Start of Block

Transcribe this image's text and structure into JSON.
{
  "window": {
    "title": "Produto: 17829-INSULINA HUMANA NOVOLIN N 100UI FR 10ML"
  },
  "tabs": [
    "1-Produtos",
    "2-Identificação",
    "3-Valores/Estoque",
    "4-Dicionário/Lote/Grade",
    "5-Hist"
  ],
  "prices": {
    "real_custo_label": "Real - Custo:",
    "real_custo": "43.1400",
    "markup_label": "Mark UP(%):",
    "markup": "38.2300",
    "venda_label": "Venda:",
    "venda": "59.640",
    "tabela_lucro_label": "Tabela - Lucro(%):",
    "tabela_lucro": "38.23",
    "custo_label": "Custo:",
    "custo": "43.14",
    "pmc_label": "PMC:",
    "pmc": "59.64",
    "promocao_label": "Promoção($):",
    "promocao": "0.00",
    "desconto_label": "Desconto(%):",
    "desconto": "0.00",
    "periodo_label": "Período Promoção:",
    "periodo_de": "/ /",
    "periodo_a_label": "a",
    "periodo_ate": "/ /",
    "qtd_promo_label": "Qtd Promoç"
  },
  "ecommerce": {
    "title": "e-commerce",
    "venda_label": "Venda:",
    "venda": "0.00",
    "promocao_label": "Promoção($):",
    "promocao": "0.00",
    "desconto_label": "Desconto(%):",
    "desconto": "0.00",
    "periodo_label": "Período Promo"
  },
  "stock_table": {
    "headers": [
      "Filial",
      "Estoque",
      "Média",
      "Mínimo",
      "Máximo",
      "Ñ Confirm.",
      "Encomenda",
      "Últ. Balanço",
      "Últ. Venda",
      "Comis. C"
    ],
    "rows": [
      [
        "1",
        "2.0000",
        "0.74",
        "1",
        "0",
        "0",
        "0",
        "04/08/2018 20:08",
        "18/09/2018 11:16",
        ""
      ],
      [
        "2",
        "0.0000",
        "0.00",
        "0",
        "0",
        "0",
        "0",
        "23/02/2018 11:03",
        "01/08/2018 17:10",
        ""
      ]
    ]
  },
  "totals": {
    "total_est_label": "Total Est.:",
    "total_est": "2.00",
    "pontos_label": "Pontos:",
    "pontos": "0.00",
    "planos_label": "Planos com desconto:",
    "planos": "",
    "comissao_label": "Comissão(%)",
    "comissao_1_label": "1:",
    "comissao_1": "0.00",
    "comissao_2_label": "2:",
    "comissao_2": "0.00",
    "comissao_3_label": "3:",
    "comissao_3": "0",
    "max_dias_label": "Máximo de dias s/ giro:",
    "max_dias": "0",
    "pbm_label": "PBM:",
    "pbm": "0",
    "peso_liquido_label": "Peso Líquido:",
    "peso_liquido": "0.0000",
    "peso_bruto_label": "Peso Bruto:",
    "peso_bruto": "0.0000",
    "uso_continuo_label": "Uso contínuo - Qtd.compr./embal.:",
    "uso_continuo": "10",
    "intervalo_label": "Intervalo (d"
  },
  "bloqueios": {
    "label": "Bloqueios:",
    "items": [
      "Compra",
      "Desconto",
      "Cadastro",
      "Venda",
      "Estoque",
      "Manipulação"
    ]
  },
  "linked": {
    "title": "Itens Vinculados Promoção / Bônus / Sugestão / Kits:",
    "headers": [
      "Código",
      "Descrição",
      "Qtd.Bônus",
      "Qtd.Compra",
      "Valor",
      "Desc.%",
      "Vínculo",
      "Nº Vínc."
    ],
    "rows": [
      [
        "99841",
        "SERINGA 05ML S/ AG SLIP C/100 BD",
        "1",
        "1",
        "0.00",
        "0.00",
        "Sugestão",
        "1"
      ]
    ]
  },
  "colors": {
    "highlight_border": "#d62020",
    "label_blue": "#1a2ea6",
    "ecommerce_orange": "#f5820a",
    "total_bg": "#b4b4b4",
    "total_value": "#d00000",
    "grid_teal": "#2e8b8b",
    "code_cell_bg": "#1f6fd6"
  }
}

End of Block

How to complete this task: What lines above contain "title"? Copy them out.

Exercise solution:
    "title": "Produto: 17829-INSULINA HUMANA NOVOLIN N 100UI FR 10ML"
    "title": "e-commerce",
    "title": "Itens Vinculados Promoção / Bônus / Sugestão / Kits:",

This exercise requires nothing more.